Incredible misty drone footage shows how Manchester earned its ‘Manctopia’ nickname
Drone footage captured from way above Manchester shows just how quickly the city has grown – and proves that our hometown is well on its way to earning its ‘Manctopia’ nickname.
Cast your mind back just a few years and you’ll remember that Beetham Tower stuck out like a sore thumb, towering many storeys above the next tallest building.
In fact, until just four years ago, the next-tallest building here was City Tower, which was a good 17 storeys shorter than Beetham Tower.
Then along came Renaker with visions for an entirely new skyscraper neighbourhood – Deansgate Square.
This group of skyscrapers now completely dominate the Manchester skyline, with the tallest building a massive 65 storeys tall.
South Tower is not only the tallest building in Greater Manchester, it’s also the 10th tallest in the entire UK, and the biggest outside of London.
It’s all led to Manchester being coined ‘Manctopia’, the name of a BBC documentary that followed property developers Capital & Centric as they redevelop buildings around the region.
One local photographer has managed to capture the unbelievable scale of our new, ultra-modern city skyline, with drone footage soaring among the skyscrapers.
Known on Instagram as @lef_tsotour, they shared a video taken on a misty Manchester morning.
It captures both Deansgate Square, with sun glinting off the many windows of the towers, and the now-dwarfed Beetham Tower.
You can also see the railway lines snaking through the city centre, cars nipping around the ring road, and the comparatively small apartment blocks around Castlefield.
Commenting on the video, one person said: “This is mint.”
Another wrote: “Fricken love this!!!!”
Featured image: @lef_tsotour
Question Time audience stunned as first-time buyer says mortgage quote DOUBLED
Thursday night’s Question Time audience could be heard audibly gasping after a fellow crowd member revealed that her mortgage quote had doubled followed the recent mini-budget.
Taping in Manchester on 29 September, the current events and politics programme was discussing property when would-be first-time buyer Rabia revealed that her mortgage offer had jumped from an initial amount of 4.5% interest to a shocking 10.5% in just a matter of days.
As you can see in the incredible clip, both the audience and the panel are taken aback at the revelation.
The Greater Manchester resident said she is desperate to know what the government’s plan for mortgages is as following the latest revision, she says she simply cannot afford to put the money down on her first home.
Labour leader Sir Keir Starmer weighed in on the social media reaction, quote tweeting the clip from his party’s own account and stating that “the Tories must get back to Parliament and reverse their kamikaze budget” as the current economic mess is being “paid for by working people”.

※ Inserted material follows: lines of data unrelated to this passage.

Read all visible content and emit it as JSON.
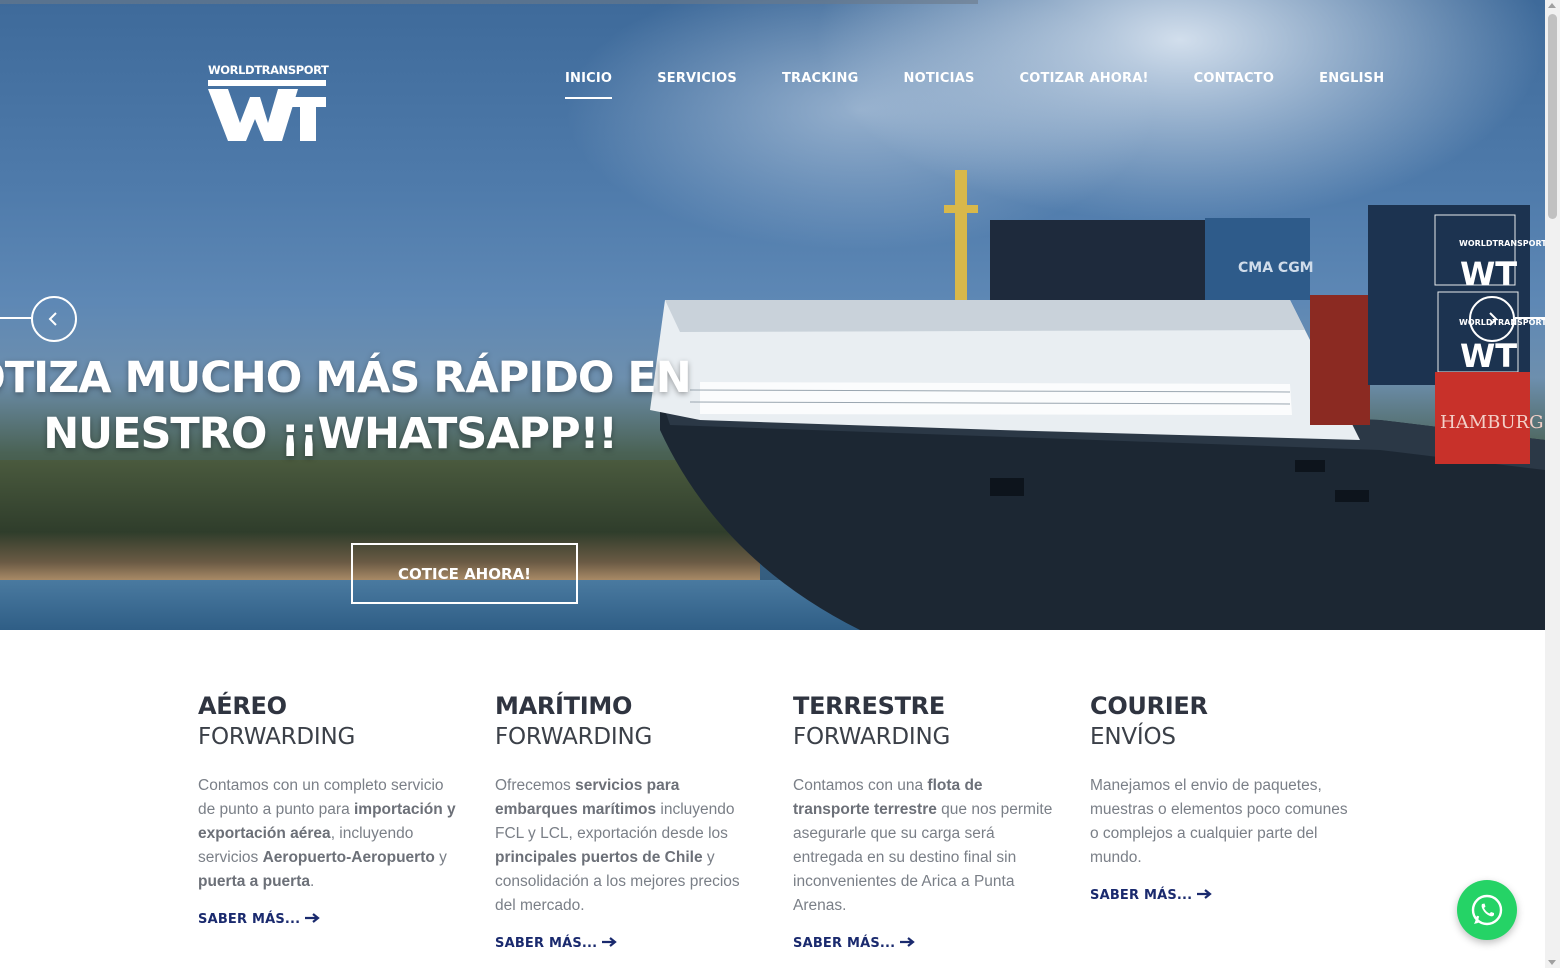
{
  "brand": {
    "logo_text": "WORLDTRANSPORT",
    "logo_mark": "WT"
  },
  "nav": [
    {
      "label": "INICIO",
      "active": true
    },
    {
      "label": "SERVICIOS",
      "active": false
    },
    {
      "label": "TRACKING",
      "active": false
    },
    {
      "label": "NOTICIAS",
      "active": false
    },
    {
      "label": "COTIZAR AHORA!",
      "active": false
    },
    {
      "label": "CONTACTO",
      "active": false
    },
    {
      "label": "ENGLISH",
      "active": false
    }
  ],
  "hero": {
    "headline_line1": "OTIZA MUCHO MÁS RÁPIDO EN",
    "headline_line2": "NUESTRO ¡¡WHATSAPP!!",
    "cta_label": "COTICE AHORA!",
    "prev_icon": "chevron-left-icon",
    "next_icon": "chevron-right-icon"
  },
  "services": [
    {
      "title": "AÉREO",
      "subtitle": "FORWARDING",
      "desc_parts": [
        {
          "t": "Contamos con un completo servicio de punto a punto para "
        },
        {
          "t": "importación y exportación aérea",
          "b": true
        },
        {
          "t": ", incluyendo servicios "
        },
        {
          "t": "Aeropuerto-Aeropuerto",
          "b": true
        },
        {
          "t": " y "
        },
        {
          "t": "puerta a puerta",
          "b": true
        },
        {
          "t": "."
        }
      ],
      "link": "SABER MÁS..."
    },
    {
      "title": "MARÍTIMO",
      "subtitle": "FORWARDING",
      "desc_parts": [
        {
          "t": "Ofrecemos "
        },
        {
          "t": "servicios para embarques marítimos",
          "b": true
        },
        {
          "t": " incluyendo FCL y LCL, exportación desde los "
        },
        {
          "t": "principales puertos de Chile",
          "b": true
        },
        {
          "t": " y consolidación a los mejores precios del mercado."
        }
      ],
      "link": "SABER MÁS..."
    },
    {
      "title": "TERRESTRE",
      "subtitle": "FORWARDING",
      "desc_parts": [
        {
          "t": "Contamos con una "
        },
        {
          "t": "flota de transporte terrestre",
          "b": true
        },
        {
          "t": " que nos permite asegurarle que su carga será entregada en su destino final sin inconvenientes de Arica a Punta Arenas."
        }
      ],
      "link": "SABER MÁS..."
    },
    {
      "title": "COURIER",
      "subtitle": "ENVÍOS",
      "desc_parts": [
        {
          "t": "Manejamos el envio de paquetes, muestras o elementos poco comunes o complejos a cualquier parte del mundo."
        }
      ],
      "link": "SABER MÁS..."
    }
  ],
  "ship_labels": {
    "container_brand": "CMA CGM",
    "container_brand2": "HAMBURG SÜD",
    "container_logo": "WORLDTRANSPORT"
  },
  "colors": {
    "accent": "#1a2a6e",
    "whatsapp": "#25d366",
    "heading": "#2f3440",
    "body_text": "#7a7f87"
  },
  "whatsapp_icon": "whatsapp-icon"
}
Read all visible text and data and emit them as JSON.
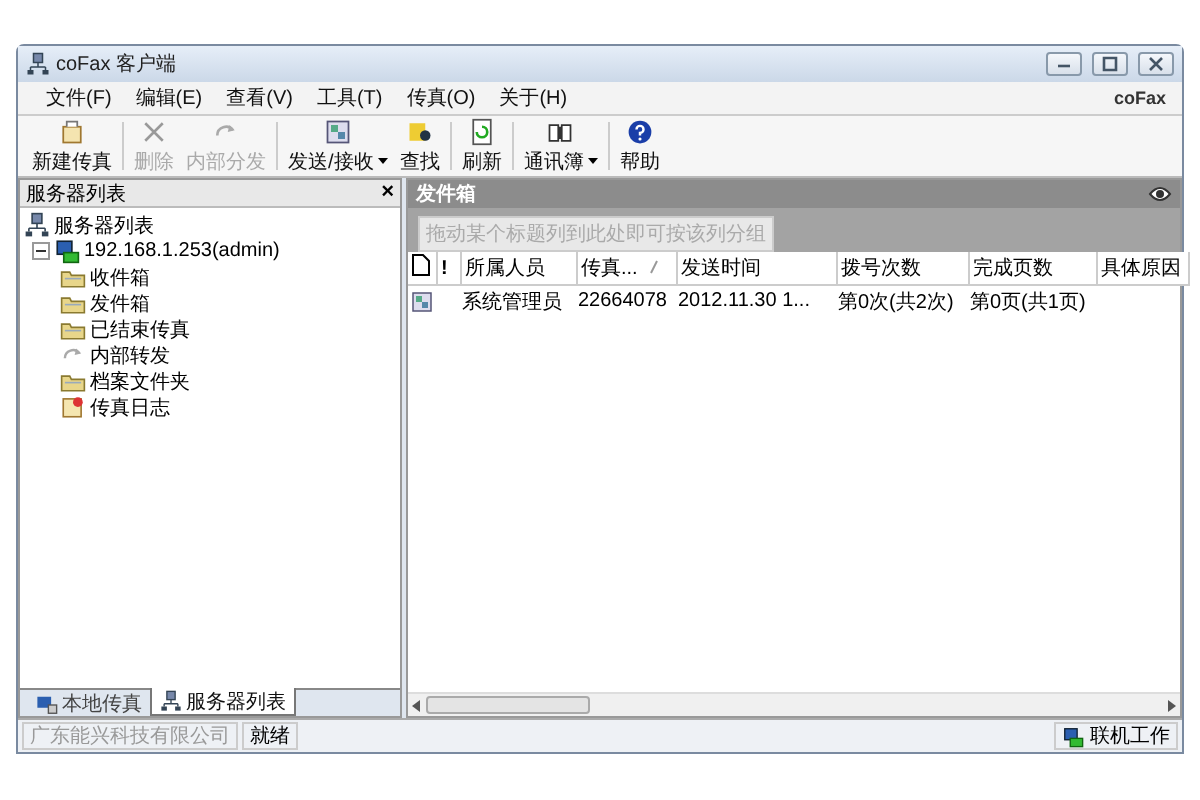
{
  "window": {
    "title": "coFax 客户端",
    "logo": "coFax"
  },
  "menu": [
    "文件(F)",
    "编辑(E)",
    "查看(V)",
    "工具(T)",
    "传真(O)",
    "关于(H)"
  ],
  "toolbar": [
    {
      "label": "新建传真",
      "kind": "new",
      "disabled": false,
      "dropdown": false
    },
    {
      "label": "删除",
      "kind": "delete",
      "disabled": true,
      "dropdown": false
    },
    {
      "label": "内部分发",
      "kind": "forward",
      "disabled": true,
      "dropdown": false
    },
    {
      "label": "发送/接收",
      "kind": "sendrecv",
      "disabled": false,
      "dropdown": true
    },
    {
      "label": "查找",
      "kind": "find",
      "disabled": false,
      "dropdown": false
    },
    {
      "label": "刷新",
      "kind": "refresh",
      "disabled": false,
      "dropdown": false
    },
    {
      "label": "通讯簿",
      "kind": "book",
      "disabled": false,
      "dropdown": true
    },
    {
      "label": "帮助",
      "kind": "help",
      "disabled": false,
      "dropdown": false
    }
  ],
  "left_pane": {
    "title": "服务器列表",
    "close": "×",
    "tree": [
      {
        "label": "服务器列表",
        "kind": "network",
        "children": [
          {
            "label": "192.168.1.253(admin)",
            "kind": "server",
            "expanded": true,
            "children": [
              {
                "label": "收件箱",
                "kind": "folder"
              },
              {
                "label": "发件箱",
                "kind": "folder"
              },
              {
                "label": "已结束传真",
                "kind": "folder"
              },
              {
                "label": "内部转发",
                "kind": "forward"
              },
              {
                "label": "档案文件夹",
                "kind": "folder"
              },
              {
                "label": "传真日志",
                "kind": "log"
              }
            ]
          }
        ]
      }
    ],
    "tabs": [
      {
        "label": "本地传真",
        "kind": "local",
        "selected": false
      },
      {
        "label": "服务器列表",
        "kind": "network",
        "selected": true
      }
    ]
  },
  "right_pane": {
    "title": "发件箱",
    "group_hint": "拖动某个标题列到此处即可按该列分组",
    "columns": [
      {
        "label": "!",
        "sorted": false
      },
      {
        "label": "所属人员",
        "sorted": false
      },
      {
        "label": "传真...",
        "sorted": true
      },
      {
        "label": "发送时间",
        "sorted": false
      },
      {
        "label": "拨号次数",
        "sorted": false
      },
      {
        "label": "完成页数",
        "sorted": false
      },
      {
        "label": "具体原因",
        "sorted": false
      }
    ],
    "rows": [
      {
        "cells": [
          "",
          "系统管理员",
          "22664078",
          "2012.11.30 1...",
          "第0次(共2次)",
          "第0页(共1页)"
        ]
      }
    ]
  },
  "status_bar": {
    "company": "广东能兴科技有限公司",
    "state": "就绪",
    "mode": "联机工作"
  }
}
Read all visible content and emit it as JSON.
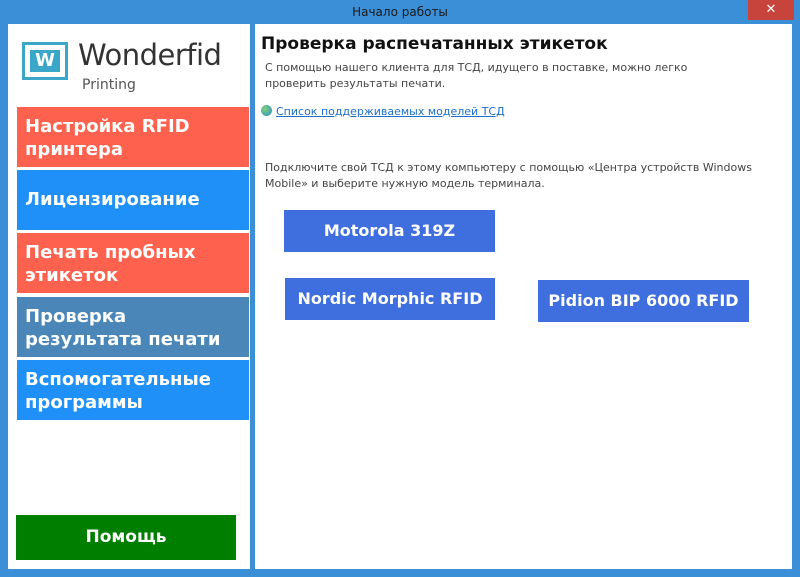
{
  "window": {
    "title": "Начало работы",
    "close_glyph": "✕"
  },
  "logo": {
    "mark": "W",
    "name": "Wonderfid",
    "subtitle": "Printing"
  },
  "sidebar": {
    "items": [
      {
        "label": "Настройка RFID принтера",
        "color": "#fe614d"
      },
      {
        "label": "Лицензирование",
        "color": "#1e90f8"
      },
      {
        "label": "Печать пробных этикеток",
        "color": "#fe614d"
      },
      {
        "label": "Проверка результата печати",
        "color": "#4a86b8",
        "selected": true
      },
      {
        "label": "Вспомогательные программы",
        "color": "#1e90f8"
      }
    ],
    "help_label": "Помощь",
    "help_color": "#007e00"
  },
  "main": {
    "title": "Проверка распечатанных этикеток",
    "intro": "С помощью нашего клиента для ТСД, идущего в поставке, можно легко проверить результаты печати.",
    "link_label": "Список поддерживаемых моделей ТСД",
    "instruction": "Подключите свой ТСД к этому компьютеру с помощью «Центра устройств Windows Mobile» и выберите нужную модель терминала.",
    "devices": [
      {
        "label": "Motorola 319Z"
      },
      {
        "label": "Nordic Morphic RFID"
      },
      {
        "label": "Pidion BIP 6000 RFID"
      }
    ],
    "button_color": "#3f6edf"
  }
}
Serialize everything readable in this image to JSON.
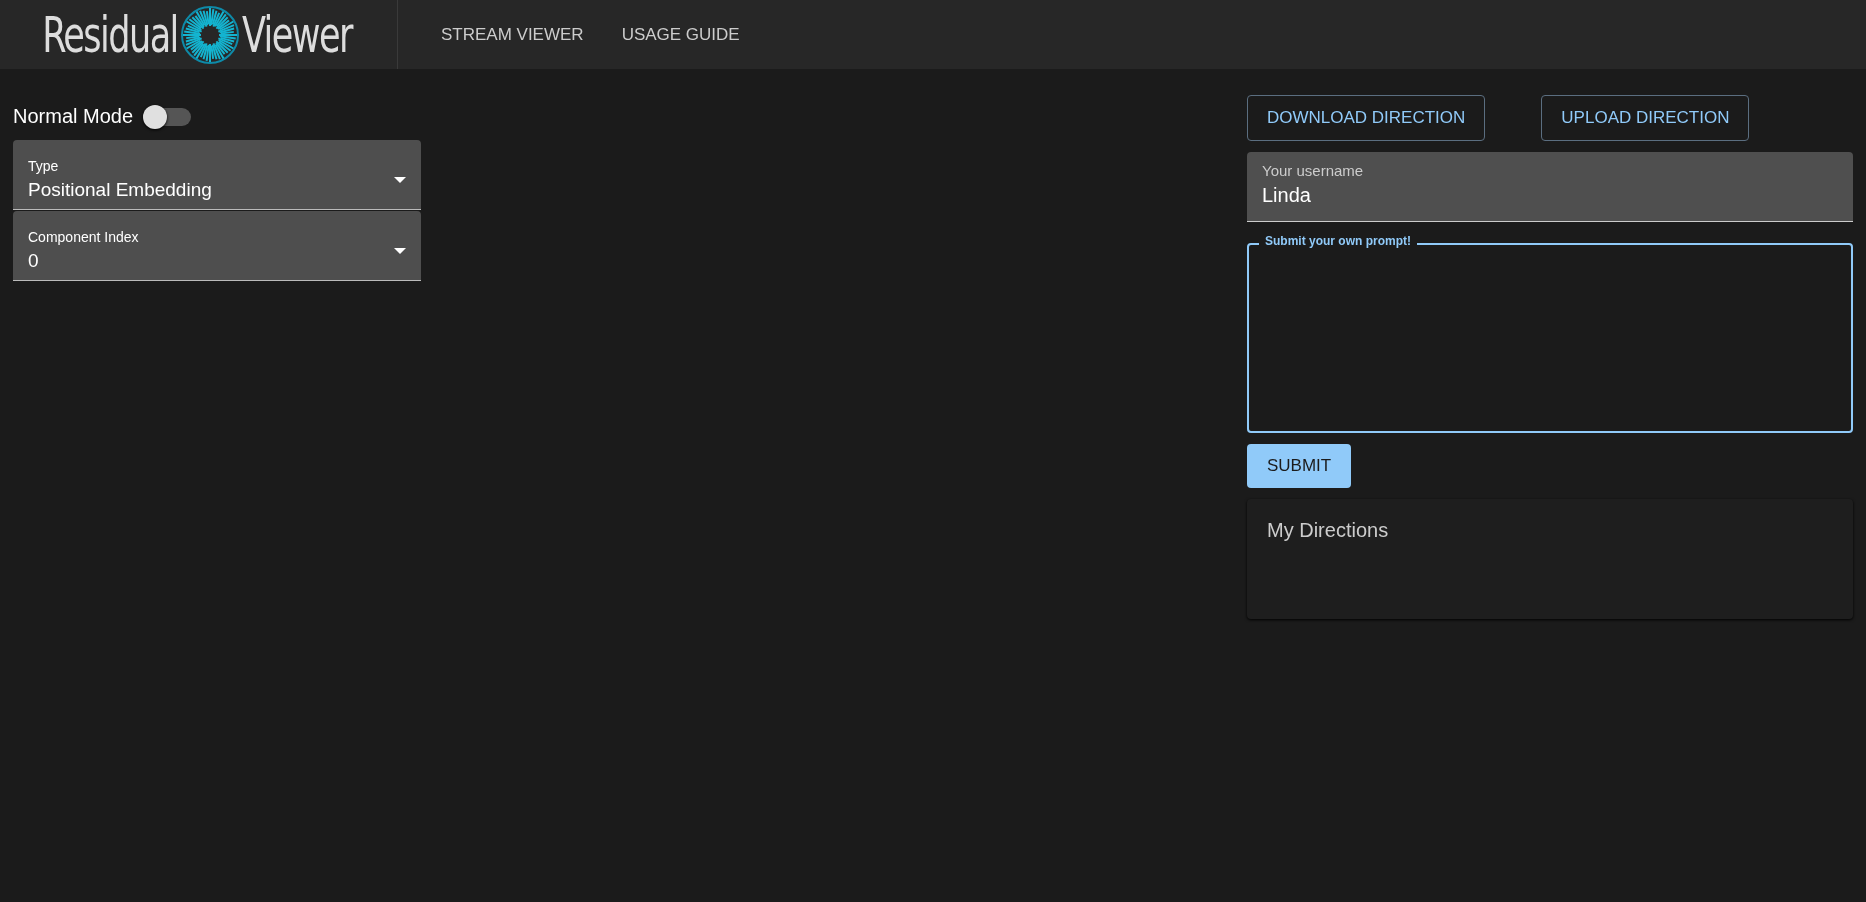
{
  "header": {
    "logo": {
      "left": "Residual",
      "right": "Viewer"
    },
    "nav": [
      {
        "label": "STREAM VIEWER"
      },
      {
        "label": "USAGE GUIDE"
      }
    ]
  },
  "left": {
    "mode_toggle": {
      "label": "Normal Mode",
      "on": false
    },
    "selects": [
      {
        "label": "Type",
        "value": "Positional Embedding"
      },
      {
        "label": "Component Index",
        "value": "0"
      }
    ]
  },
  "right": {
    "buttons": [
      {
        "label": "DOWNLOAD DIRECTION"
      },
      {
        "label": "UPLOAD DIRECTION"
      }
    ],
    "username": {
      "label": "Your username",
      "value": "Linda"
    },
    "prompt": {
      "label": "Submit your own prompt!"
    },
    "submit": {
      "label": "SUBMIT"
    },
    "directions": {
      "title": "My Directions"
    }
  }
}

To make matters worse, Rabia was given no clarification from her lenders, only that they were pulling her offers. Conservative MP and Minister for Local Government, Faith and Communities, Paul Scully had little information to offer her either, simply stating it is a short-term effect and that the market will stabilise.
Scully was subject to an entirely different reaction from the audience as well after his blind attempts to defend Prime Minister Liz Truss and Chancellor Kwasi Kwarteng were met with laughter. Conversely, Richard Bacon was met with applause after he labelled the mini-budget “absurd”.
As if the anti-Tory sentiment wasn’t already at a high, the chancellor’s mini-budget – which saw the corporations, bankers and the generally wealthy benefit ahead of the working class – has seen fresh calls for a general election to be held as soon as possible.
Beyond declaring a so-called £2,500 limit on energy bills (which many have warned isn’t a guaranteed cap), there was seemingly very little in the way of policy that
For those still unclear as to what was announced in the divisive mini-budget, here is a quick summary:
Speaking in a speech at the Labour conference in Liverpool on Tuesday, Starmer said that the government “haven’t just failed to fix the roof, they’ve ripped out the foundations, smashed the windows and now they’ve blown the doors off for good measure.